In this direction, for example, IVECO S.p.A. is studying the implementation of a thermal energy storage system in its vehicles, since it is estimated that it can improve energy efficiency in winter by up to 20%.

The thermal storage technology with the greatest advantage for this application is based on phase change materials (PCMs), mainly because of their maturity, high energy density and ability to supply energy at constant temperature. In fact, vehicle component suppliers such as VALEO already have devices of this type in their catalog.

CIC energiGUNE´s role in thermal management systems

As can be seen from the large increase in sales, it can be certainly said that electric vehicles are already in a mature phase, however, there are still challenges around it, which will directly affect the thermal management system, with a clear trend towards more technologically advanced solutions.

In CIC energiGUNE we accept this challenge and that is why, from the area of thermal energy solutions (TES) area, we work together with our partner companies in the development and validation of simulation tools at different levels that allow us to design and optimize advanced thermal management solutions, relying on a platform for the characterization and prediction of thermal and electrochemical properties and behaviors at cell level and creating test benches that can integrate different thermal management solutions.

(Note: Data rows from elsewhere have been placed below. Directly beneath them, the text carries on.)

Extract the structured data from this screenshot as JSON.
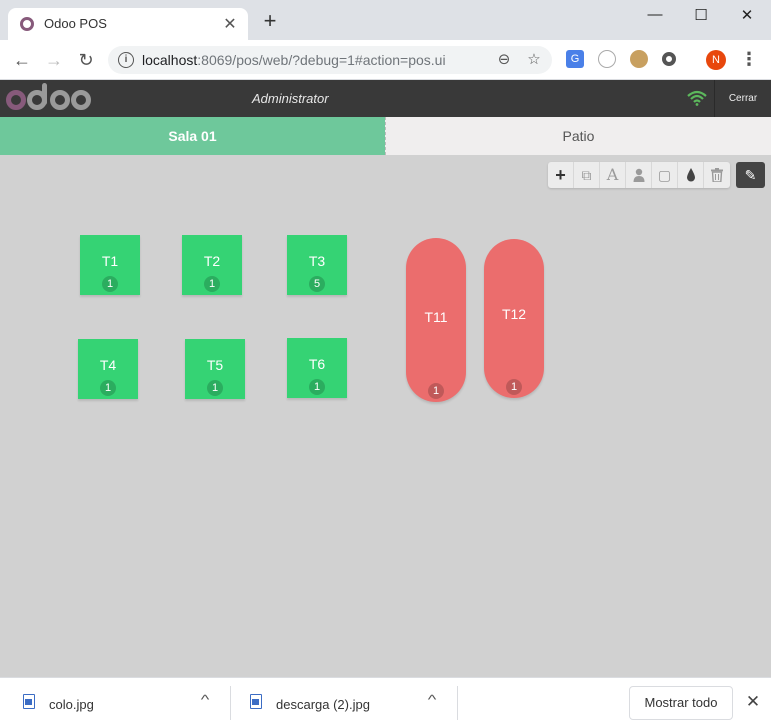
{
  "browser": {
    "tab_title": "Odoo POS",
    "tab_close": "✕",
    "new_tab": "+",
    "minimize": "—",
    "maximize": "☐",
    "close": "✕",
    "back": "←",
    "forward": "→",
    "reload": "↻",
    "url_host": "localhost",
    "url_rest": ":8069/pos/web/?debug=1#action=pos.ui",
    "zoom_icon": "⊖",
    "bookmark_icon": "☆",
    "profile_initial": "N",
    "menu": "⋮"
  },
  "header": {
    "user": "Administrator",
    "close_label": "Cerrar",
    "wifi_color": "#5cb85c"
  },
  "floors": [
    {
      "label": "Sala 01",
      "active": true
    },
    {
      "label": "Patio",
      "active": false
    }
  ],
  "edit_tools": [
    {
      "name": "add-table-icon",
      "glyph": "+"
    },
    {
      "name": "duplicate-icon",
      "glyph": "⧉"
    },
    {
      "name": "rename-icon",
      "glyph": "A"
    },
    {
      "name": "seats-icon",
      "glyph": "👤"
    },
    {
      "name": "shape-icon",
      "glyph": "▢"
    },
    {
      "name": "color-icon",
      "glyph": "💧"
    },
    {
      "name": "trash-icon",
      "glyph": "🗑"
    }
  ],
  "edit_toggle_glyph": "✎",
  "tables": [
    {
      "name": "T1",
      "seats": "1",
      "shape": "square"
    },
    {
      "name": "T2",
      "seats": "1",
      "shape": "square"
    },
    {
      "name": "T3",
      "seats": "5",
      "shape": "square"
    },
    {
      "name": "T4",
      "seats": "1",
      "shape": "square"
    },
    {
      "name": "T5",
      "seats": "1",
      "shape": "square"
    },
    {
      "name": "T6",
      "seats": "1",
      "shape": "square"
    },
    {
      "name": "T11",
      "seats": "1",
      "shape": "round"
    },
    {
      "name": "T12",
      "seats": "1",
      "shape": "round"
    }
  ],
  "colors": {
    "square_table": "#35d374",
    "round_table": "#eb6d6d",
    "active_floor": "#6ec89b"
  },
  "downloads": {
    "files": [
      {
        "name": "colo.jpg"
      },
      {
        "name": "descarga (2).jpg"
      }
    ],
    "chevron": "^",
    "show_all": "Mostrar todo",
    "close": "✕"
  }
}
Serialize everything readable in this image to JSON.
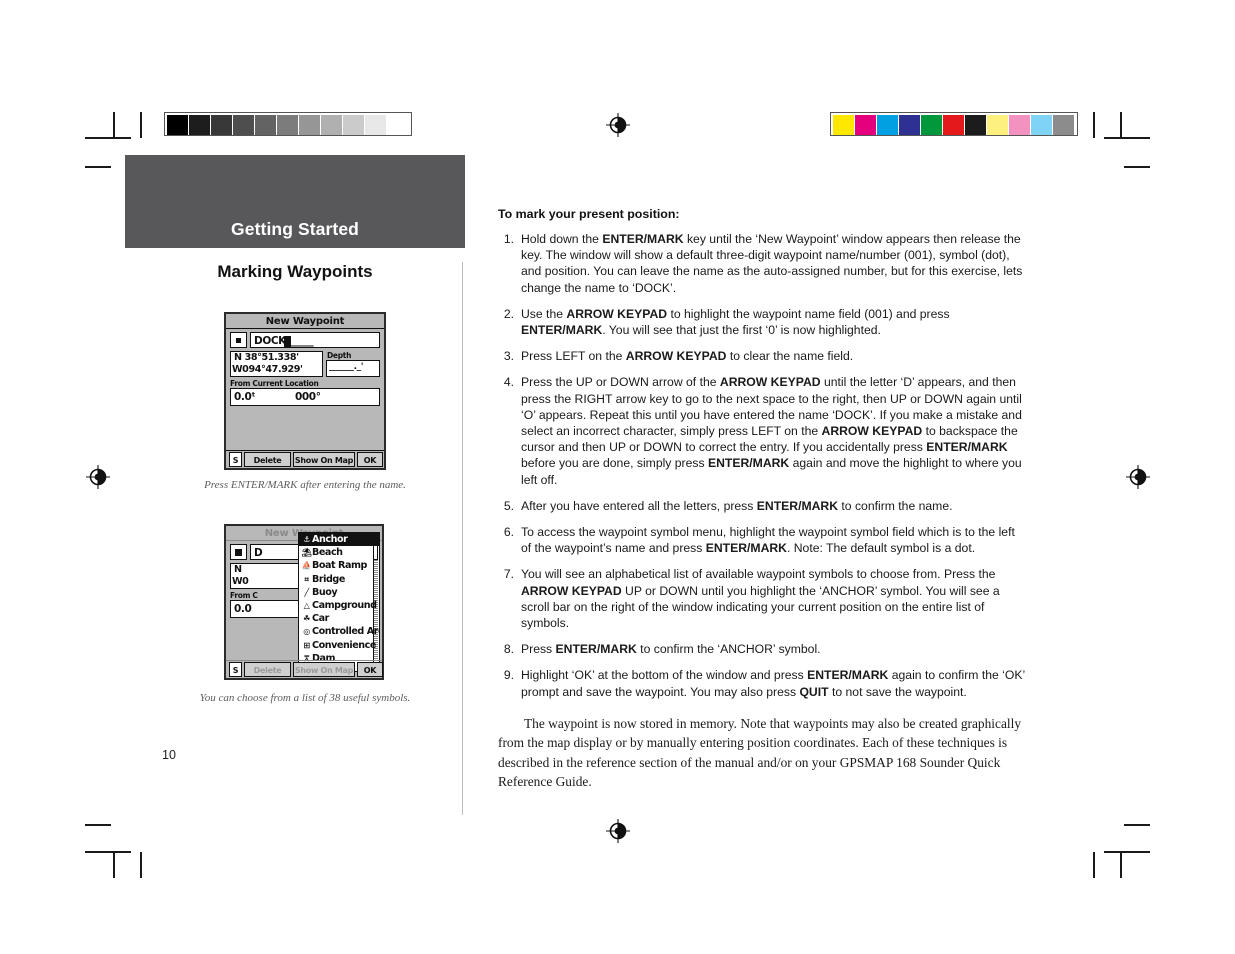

Cookies on this website are used to personalize content and advertisements, provide social media features, and analyze traffic. You can get more information and configure your preferences HERE